Swansea’s Local Government Pension Scheme has begun reducing the amount of cash it has invested in companies with a high carbon footprint.
The fund, which is one of Wales’ largest local government pension funds, started making the switch on 3 July and has promised by the end of this month it will have transitioned £0.5bn of assets into a low carbon index tracking fund.
This followed a programme of trustee training which the scheme says resulted in the adoption of the fund’s environmental, social and governance (ESG) policy, targeting a reduction in its carbon footprint.
Last year, the scheme commissioned a review of its equity investment portfolio to find out the extent of its carbon and fossil fuel-related investments.
Clive Lloyd, deputy leader of Swansea Council and chairman of the scheme’s pension fund committee, said: “The review showed that our investments in carbon-related industries were already 9 per cent below the pension industry average. But, over the coming years, it is important that the world reduces its reliance on fossil fuels and carbon-based products, so it’s important that our investments reflect that too.

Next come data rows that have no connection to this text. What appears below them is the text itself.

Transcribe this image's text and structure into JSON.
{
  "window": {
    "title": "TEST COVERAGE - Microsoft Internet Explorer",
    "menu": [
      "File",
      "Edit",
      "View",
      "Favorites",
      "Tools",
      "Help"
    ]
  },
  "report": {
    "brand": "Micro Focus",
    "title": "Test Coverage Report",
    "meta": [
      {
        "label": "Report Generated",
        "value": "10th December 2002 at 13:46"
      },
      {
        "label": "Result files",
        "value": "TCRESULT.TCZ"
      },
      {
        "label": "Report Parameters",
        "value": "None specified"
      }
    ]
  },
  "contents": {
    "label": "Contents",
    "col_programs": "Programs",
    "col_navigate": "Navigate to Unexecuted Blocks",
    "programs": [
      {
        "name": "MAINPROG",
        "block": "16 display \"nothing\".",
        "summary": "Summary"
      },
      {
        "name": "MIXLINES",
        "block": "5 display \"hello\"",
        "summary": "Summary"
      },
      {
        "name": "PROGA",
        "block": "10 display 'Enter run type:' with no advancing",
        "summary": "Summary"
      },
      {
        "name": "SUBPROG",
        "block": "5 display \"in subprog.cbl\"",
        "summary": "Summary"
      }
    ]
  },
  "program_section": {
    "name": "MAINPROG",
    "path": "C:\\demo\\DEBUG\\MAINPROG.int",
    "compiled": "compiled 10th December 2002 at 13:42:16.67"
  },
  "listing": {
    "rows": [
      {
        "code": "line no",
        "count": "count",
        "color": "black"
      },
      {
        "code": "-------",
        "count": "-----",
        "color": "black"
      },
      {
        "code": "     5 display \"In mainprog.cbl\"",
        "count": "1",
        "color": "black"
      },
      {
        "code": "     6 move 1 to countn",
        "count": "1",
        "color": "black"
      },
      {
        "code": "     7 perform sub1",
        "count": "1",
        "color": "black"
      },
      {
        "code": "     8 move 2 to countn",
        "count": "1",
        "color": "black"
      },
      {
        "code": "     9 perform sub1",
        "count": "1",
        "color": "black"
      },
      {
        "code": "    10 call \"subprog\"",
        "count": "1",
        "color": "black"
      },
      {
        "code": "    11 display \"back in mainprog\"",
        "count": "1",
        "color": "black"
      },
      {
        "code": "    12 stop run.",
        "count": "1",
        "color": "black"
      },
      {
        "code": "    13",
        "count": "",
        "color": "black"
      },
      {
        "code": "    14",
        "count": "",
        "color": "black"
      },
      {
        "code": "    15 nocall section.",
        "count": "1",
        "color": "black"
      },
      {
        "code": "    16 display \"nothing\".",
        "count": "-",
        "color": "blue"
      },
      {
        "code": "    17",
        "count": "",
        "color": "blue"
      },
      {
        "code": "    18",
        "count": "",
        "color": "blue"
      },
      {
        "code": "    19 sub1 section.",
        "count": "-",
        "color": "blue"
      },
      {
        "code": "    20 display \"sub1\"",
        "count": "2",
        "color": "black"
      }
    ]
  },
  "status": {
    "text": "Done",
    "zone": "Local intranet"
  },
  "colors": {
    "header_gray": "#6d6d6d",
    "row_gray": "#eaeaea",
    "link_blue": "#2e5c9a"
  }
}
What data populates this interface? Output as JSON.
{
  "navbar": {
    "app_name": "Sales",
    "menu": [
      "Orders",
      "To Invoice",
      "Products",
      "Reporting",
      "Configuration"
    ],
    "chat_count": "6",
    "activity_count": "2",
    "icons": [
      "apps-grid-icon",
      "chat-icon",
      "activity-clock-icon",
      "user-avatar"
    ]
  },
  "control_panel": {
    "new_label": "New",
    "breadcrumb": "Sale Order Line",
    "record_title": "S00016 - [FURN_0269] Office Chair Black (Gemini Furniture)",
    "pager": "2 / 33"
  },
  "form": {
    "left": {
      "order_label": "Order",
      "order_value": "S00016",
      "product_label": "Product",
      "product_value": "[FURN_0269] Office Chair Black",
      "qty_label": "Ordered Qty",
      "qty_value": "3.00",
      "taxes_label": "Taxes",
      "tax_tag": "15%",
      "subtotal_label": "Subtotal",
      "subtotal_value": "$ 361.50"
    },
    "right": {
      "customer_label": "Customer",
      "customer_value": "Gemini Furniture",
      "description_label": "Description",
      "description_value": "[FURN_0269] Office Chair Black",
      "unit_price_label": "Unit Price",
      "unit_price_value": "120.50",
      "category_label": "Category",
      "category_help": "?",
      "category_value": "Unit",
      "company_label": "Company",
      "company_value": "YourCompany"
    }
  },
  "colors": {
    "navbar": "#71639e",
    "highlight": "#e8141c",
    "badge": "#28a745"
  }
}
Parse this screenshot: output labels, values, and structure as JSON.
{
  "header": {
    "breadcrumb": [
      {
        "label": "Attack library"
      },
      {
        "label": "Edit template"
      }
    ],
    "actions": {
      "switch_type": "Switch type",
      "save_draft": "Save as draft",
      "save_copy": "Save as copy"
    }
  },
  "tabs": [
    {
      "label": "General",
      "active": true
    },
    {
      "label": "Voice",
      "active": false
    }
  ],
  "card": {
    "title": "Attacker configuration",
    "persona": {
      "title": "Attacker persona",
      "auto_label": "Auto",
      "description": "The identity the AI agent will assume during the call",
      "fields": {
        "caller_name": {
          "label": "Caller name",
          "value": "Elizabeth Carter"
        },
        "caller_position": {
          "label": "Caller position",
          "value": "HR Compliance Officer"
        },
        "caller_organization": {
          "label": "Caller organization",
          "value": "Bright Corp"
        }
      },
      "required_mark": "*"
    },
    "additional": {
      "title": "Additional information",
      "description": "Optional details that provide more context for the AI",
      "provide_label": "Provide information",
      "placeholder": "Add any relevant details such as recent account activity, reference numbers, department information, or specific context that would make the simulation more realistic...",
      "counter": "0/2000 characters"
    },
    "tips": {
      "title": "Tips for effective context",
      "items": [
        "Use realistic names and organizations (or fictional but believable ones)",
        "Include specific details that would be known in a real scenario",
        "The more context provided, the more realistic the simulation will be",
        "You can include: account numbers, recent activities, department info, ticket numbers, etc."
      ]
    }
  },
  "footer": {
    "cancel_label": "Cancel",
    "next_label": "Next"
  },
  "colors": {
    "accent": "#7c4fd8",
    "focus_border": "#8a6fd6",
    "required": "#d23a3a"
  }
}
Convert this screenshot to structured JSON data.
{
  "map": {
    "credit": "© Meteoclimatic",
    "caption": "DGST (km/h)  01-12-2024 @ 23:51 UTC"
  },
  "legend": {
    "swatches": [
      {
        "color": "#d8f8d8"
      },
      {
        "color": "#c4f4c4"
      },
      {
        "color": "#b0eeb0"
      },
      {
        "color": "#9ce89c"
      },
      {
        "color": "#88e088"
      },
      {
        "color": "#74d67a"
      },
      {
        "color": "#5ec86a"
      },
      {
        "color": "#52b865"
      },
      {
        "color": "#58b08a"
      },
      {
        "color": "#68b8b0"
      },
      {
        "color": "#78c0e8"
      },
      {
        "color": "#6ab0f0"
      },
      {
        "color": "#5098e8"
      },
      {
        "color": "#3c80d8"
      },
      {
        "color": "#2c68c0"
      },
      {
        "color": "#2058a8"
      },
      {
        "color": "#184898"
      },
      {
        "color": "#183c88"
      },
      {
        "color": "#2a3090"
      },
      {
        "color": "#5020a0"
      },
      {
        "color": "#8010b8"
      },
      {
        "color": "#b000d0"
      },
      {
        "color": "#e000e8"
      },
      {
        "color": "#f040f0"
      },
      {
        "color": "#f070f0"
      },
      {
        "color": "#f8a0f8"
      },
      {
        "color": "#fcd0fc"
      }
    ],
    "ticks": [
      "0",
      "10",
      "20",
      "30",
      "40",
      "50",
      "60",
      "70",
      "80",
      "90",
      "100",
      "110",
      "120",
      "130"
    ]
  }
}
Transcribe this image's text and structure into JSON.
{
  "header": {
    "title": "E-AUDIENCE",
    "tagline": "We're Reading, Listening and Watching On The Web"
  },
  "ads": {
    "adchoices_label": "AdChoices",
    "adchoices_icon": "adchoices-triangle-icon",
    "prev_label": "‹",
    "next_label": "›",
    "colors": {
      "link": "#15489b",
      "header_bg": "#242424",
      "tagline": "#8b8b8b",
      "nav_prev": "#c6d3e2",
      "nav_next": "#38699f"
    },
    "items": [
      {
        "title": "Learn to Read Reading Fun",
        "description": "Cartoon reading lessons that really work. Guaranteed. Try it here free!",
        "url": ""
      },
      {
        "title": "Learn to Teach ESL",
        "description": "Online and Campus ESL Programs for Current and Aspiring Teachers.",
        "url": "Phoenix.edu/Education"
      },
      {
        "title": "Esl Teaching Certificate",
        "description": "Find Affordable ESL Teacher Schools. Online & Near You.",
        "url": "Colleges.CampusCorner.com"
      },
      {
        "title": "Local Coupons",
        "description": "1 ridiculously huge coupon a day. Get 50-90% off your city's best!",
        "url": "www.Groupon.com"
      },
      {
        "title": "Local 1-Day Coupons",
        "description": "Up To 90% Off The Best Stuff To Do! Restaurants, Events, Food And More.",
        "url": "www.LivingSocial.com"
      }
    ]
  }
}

“Since the review, the committee has been looking carefully at the potential impact on the fund of reducing its listed equity exposure to investments in fossil fuel companies by up to 50 per cent by 2022.”
Mr Lloyd added that the initial transition of £0.5bn would go “a considerable way to meeting our commitment”.
“As a committee we recognise the risk that climate change poses to society in general, as well as to the viability of pension funds like our own. But we also have to make sure that the return on our investments is enough to provide suitable pensions for our pensioners in the years to come,” he said.
The fund also “actively seeks” to invest in energy-efficient infrastructure projects and clean tech in other parts of its portfolio.
The City & County of Swansea Local Government Pension Scheme manages £2.1bn of funds for councils in Swansea and Neath Port Talbot, as well as a number of other employers in the area.
Over the past 10 years, Swansea Council has cut its carbon footprint by 30 per cent and on 27 June this year, a notice of motion aimed at declaring a climate emergency was agreed by full council.